Date Written: April 2, 2023
Lawyers have played a central role in a wide range of social movements aiming to provide legal voice to marginalized communities. How is this tradition of social-change lawyering being applied in the effort to protect future generations—a population that cannot advocate for themselves? This is a pressing question in the movement to mitigate “existential risk,” which refers to events that would foreclose a meaningful existence for future generations either through human extinction or permanent dystopias. Over the past two decades, an Oxford-based academic community has been researching existential threats that could arise from emerging technology, such as engineered pandemics and advanced artificial intelligence. Although such events may be relatively unlikely in the near term, the list of existential threats appears to grow over time. Awareness of this issue has sparked the founding of dozens of non-profit organizations working to preserve the future of humanity. In just the past couple years, this movement has entered the realm of law and politics, where it has already helped establish new legal mechanisms addressing existential risk and the rights of future generations. At the same time, the movement has faced vociferous criticism for shifting attention away from current social injustices.
This article presents the first empirical study of the legal wing of this movement. It asks how the “existential advocates” approach the key questions faced by all social-change lawyering campaigns regarding: (1) efficacy, which is framed here as the question of how to impact such a large-scale, uncertain, and abstract issue; and (2) accountability, which is framed here as the question of how to faithfully represent the future generations who are silent stakeholders in the decisions we make today. Drawing on a qualitative study embedded in this community of legal advocates, the article describes the development of a distinct model of social-change lawyering—the “priorities methodology.” This model aims to maximize impact using formal processes for selecting goals and strategies while minimizing cognitive biases. The priorities methodology is an innovation within the tradition of social-change lawyering, although it faces some difficult points of tension when seeking to mobilize a broader movement of lawyers and other actors. The article concludes with recommendations for adapting this model as the existential risk community scales up and pursues more direct and high-profile legal interventions.

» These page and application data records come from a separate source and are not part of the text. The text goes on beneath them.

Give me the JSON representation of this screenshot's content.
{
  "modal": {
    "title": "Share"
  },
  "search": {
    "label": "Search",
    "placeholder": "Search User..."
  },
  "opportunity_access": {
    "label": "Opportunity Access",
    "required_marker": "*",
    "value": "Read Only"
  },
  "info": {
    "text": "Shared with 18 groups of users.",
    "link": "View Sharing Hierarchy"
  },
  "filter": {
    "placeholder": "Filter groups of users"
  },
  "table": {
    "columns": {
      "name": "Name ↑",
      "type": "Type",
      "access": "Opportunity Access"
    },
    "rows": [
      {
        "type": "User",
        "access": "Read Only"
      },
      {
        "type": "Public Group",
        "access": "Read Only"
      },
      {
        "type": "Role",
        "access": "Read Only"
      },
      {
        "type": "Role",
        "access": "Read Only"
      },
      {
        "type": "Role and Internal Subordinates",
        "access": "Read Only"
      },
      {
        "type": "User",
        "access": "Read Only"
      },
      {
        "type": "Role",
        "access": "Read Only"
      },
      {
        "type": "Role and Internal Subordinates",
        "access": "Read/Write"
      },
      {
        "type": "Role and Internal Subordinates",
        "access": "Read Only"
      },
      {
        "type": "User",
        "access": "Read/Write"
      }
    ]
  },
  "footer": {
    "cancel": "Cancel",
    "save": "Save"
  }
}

Keywords: existential risk
JEL Classification: K00
Suggested Citation: Suggested Citation